Maryland started a course of to create new parks and broaden present ones. New Mexico transferred administration of its Outside Fairness Grant program, which was created in 2019 to assist out of doors actions for low-income and deprived youths, to the Outside Recreation Division of the Financial Improvement Division.

Oregon established a committee to make suggestions on out of doors recreation coverage, together with how one can improve public entry. Washington appropriated $85,000 for a piece group to develop suggestions on how one can improve participation of Black residents in state parks and different public recreation areas.

To take away value as an impediment to park visitation, some states are making annual park passes free.

The California State Park Journey Cross permits fourth-graders and their households free day use of 19 parks for a yr. It’s much like the Nationwide Park Service’s Each Child Outside move for fourth-graders.

And the newly revamped California Golden Bear Cross provides free automobile day-use passes to greater than 200 parks and seashores to households with low incomes.

Potential parkgoers’ restricted financial assets, proximity to parks and feeling of safety are additionally potential obstacles to visitation, stated Lewis Ledford, NASPD government director and a former director of North Carolina state parks. Somebody who has by no means frolicked outdoor may not know how one can shield themselves from damage, overexertion or a wild animal, he stated.

In South Dakota, physicians can write a prescription for train that sufferers can flip in at a state park for a free day move. State parks additionally work with nonprofit teams corresponding to Outside Afro, Latino Outside and GirlTrek, all of which sponsor outings.

The Texas Outside Household program lends tenting tools to households, teaches them how one can use it and guides them on their first tenting journey

Public libraries in Colorado provide free backpacks for checkout containing park passes, maps, wildlife brochures and binoculars.
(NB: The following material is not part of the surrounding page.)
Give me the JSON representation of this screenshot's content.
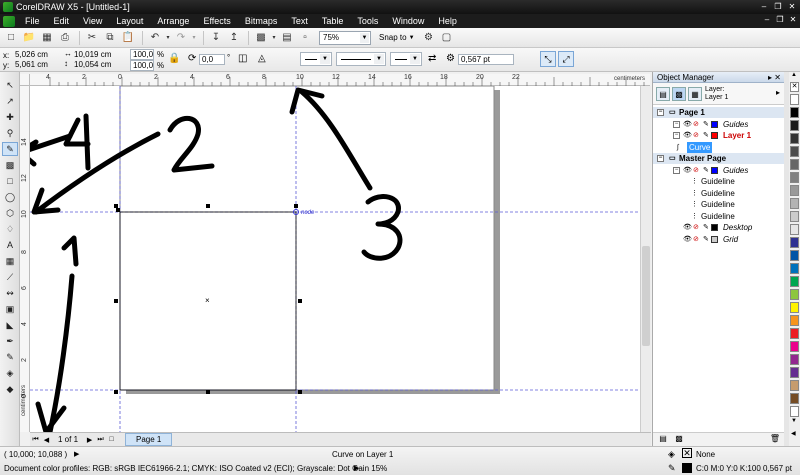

Regardless of Colorado’s many out of doors alternatives, not all youth have entry to them, stated state Rep. Leslie Herod (D), a fly-fishing fanatic, in an interview.

One new Colorado legislation will challenge a reduced state park move to everybody who registers a automobile in Colorado, except they choose out.

“Simply because we now have these applications, although, doesn’t imply each park is welcoming,” Herod stated. As a lady of coloration and queer lady, she stated, she at instances has felt unsafe in state parks and has heard from constituents who even have felt unsafe.

When Jimmy Warren was rising up in Memphis, his household felt snug solely visiting T.O. Fuller State Park, about two miles from their residence. It was the primary state park constructed particularly for, and just for, Black folks east of the Mississippi River.

It was inbuilt 1938, a time when Black guests had been barred or excluded from Whites-only parks across the nation. However even after Tennessee built-in its state parks in 1962 and the 1964 U.S. Civil Rights Act prohibited racial discrimination, the Warrens wished to go to solely the previously segregated park, he recalled.

Warren, now 59, realized to swim within the pool and danced to the jukebox at Shelter 2, and he nonetheless marvels on the scrumptious hamburgers, shakes and malts on the park’s concession stand.

After he retired with 30 years’ service as a Memphis police officer, Warren started a second profession 4 years in the past as a park ranger and supervisor of the 1,200-acre park. Immediately, he makes some extent of greeting teams corresponding to, just lately, a big celebration of Hispanic guests, Indian American athletes taking part in cricket and Black RV campers.

“What we’re making an attempt to do now’s be extra various,” he stated. “We wish to be all-inclusive. We welcome everyone with open arms.”

This text is from Stateline, an initiative of the Pew Charitable Trusts.